:: Listed entries ::

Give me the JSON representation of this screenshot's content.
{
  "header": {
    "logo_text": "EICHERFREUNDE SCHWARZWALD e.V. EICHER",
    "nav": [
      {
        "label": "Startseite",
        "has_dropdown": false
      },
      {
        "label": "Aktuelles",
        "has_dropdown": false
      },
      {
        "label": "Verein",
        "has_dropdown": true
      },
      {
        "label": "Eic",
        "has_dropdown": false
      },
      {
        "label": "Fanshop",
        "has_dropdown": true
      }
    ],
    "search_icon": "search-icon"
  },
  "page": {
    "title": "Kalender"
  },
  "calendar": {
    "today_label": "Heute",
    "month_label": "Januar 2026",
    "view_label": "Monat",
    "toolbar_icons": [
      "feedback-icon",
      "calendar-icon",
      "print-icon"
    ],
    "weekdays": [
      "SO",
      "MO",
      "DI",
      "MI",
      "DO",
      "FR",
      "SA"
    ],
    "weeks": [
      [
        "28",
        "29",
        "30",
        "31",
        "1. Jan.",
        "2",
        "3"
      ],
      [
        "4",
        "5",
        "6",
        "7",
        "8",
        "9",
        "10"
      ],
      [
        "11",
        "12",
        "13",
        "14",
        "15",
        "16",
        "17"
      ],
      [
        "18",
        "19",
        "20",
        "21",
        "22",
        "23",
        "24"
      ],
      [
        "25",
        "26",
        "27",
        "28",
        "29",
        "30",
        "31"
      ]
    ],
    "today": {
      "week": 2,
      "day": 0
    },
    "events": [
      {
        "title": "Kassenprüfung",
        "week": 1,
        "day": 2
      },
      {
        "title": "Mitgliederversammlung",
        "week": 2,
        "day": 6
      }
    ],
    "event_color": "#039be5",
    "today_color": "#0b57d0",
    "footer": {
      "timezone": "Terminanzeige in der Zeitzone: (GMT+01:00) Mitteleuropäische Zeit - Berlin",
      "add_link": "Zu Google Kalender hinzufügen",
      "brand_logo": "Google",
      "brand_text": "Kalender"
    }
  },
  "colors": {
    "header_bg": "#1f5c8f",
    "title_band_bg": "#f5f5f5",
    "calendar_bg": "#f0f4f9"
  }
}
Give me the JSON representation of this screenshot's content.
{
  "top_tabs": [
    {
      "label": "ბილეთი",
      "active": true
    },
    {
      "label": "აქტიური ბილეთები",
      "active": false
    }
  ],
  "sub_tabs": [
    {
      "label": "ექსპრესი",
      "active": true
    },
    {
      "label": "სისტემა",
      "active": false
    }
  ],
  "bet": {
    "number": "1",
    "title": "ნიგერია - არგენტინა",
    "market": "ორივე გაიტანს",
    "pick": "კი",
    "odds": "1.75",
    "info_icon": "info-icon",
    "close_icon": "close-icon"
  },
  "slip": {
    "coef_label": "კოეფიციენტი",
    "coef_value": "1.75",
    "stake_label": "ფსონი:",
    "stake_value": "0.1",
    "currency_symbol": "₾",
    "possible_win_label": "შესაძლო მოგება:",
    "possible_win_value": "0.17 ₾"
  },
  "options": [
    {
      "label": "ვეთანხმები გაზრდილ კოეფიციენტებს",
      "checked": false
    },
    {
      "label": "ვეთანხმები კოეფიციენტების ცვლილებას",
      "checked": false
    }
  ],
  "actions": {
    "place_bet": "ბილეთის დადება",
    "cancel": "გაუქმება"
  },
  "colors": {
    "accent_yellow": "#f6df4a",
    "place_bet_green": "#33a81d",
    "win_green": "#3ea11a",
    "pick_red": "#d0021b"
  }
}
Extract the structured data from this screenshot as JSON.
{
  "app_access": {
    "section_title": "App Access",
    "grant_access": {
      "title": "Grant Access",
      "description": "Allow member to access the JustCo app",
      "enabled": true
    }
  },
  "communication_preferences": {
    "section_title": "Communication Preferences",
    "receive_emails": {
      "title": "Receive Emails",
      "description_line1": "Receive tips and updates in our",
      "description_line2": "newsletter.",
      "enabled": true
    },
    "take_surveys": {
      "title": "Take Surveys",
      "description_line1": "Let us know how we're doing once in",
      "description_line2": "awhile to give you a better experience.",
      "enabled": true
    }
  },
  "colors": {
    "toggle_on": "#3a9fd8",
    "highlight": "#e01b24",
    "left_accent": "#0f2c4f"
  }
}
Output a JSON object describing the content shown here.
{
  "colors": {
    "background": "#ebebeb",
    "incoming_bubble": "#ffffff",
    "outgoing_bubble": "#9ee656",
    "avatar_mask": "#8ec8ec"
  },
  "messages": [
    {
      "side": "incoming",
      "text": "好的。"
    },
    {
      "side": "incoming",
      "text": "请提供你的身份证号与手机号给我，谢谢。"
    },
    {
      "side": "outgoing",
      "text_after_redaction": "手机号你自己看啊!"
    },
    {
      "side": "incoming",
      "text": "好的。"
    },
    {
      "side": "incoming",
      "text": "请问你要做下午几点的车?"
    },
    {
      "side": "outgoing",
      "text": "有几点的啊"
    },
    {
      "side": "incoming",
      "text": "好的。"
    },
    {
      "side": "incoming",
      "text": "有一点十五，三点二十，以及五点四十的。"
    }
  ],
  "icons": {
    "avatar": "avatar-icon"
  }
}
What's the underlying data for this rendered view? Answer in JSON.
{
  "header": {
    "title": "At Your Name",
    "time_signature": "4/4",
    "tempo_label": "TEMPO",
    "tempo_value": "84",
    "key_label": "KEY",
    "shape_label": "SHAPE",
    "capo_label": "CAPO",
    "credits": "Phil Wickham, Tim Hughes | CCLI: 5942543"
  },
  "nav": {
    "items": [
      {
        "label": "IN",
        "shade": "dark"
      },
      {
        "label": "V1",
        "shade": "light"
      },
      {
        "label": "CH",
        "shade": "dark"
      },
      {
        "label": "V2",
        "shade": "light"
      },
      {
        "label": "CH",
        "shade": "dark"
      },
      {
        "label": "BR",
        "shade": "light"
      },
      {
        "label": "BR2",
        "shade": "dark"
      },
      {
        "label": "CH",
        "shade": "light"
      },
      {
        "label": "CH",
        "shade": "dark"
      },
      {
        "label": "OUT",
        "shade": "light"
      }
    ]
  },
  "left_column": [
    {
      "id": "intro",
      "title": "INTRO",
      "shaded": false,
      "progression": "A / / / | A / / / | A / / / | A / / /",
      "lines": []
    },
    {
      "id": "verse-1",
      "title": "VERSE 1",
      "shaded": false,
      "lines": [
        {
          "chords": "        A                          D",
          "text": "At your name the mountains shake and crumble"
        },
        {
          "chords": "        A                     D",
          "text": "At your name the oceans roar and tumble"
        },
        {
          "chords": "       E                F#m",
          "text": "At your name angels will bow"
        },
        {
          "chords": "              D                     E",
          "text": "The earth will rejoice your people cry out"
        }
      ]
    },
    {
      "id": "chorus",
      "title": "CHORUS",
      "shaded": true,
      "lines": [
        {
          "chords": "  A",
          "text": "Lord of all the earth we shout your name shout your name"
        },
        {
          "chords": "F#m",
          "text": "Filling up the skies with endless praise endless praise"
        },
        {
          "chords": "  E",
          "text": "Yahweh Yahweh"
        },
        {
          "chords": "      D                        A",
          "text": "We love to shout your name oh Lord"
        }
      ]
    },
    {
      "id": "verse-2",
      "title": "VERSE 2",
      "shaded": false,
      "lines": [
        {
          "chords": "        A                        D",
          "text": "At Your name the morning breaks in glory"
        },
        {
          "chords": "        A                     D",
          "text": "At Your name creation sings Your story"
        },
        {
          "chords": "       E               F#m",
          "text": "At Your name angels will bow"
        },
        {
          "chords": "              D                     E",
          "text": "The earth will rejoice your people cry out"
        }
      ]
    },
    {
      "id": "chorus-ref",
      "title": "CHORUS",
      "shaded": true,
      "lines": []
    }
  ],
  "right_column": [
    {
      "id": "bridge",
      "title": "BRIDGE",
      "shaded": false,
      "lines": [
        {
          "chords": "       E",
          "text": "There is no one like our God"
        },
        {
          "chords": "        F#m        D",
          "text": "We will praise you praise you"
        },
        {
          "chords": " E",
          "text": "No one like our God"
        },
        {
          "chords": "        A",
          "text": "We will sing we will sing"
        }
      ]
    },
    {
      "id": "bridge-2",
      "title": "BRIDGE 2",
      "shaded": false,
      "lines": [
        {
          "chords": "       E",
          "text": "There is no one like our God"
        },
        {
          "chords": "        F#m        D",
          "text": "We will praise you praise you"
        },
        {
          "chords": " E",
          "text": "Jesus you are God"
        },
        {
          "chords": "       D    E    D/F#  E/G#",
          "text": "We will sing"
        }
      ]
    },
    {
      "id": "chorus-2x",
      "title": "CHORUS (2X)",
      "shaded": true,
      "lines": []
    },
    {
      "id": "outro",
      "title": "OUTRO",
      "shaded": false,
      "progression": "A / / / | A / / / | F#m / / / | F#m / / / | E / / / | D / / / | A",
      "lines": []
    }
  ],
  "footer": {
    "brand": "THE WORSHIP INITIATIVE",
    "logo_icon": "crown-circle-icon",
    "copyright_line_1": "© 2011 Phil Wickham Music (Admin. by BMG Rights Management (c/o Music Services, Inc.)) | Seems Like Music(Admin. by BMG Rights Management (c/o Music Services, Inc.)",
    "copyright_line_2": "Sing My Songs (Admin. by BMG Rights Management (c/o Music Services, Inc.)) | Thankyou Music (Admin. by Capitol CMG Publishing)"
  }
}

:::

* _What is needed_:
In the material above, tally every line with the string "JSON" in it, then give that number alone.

* _Result of this exercise_:
5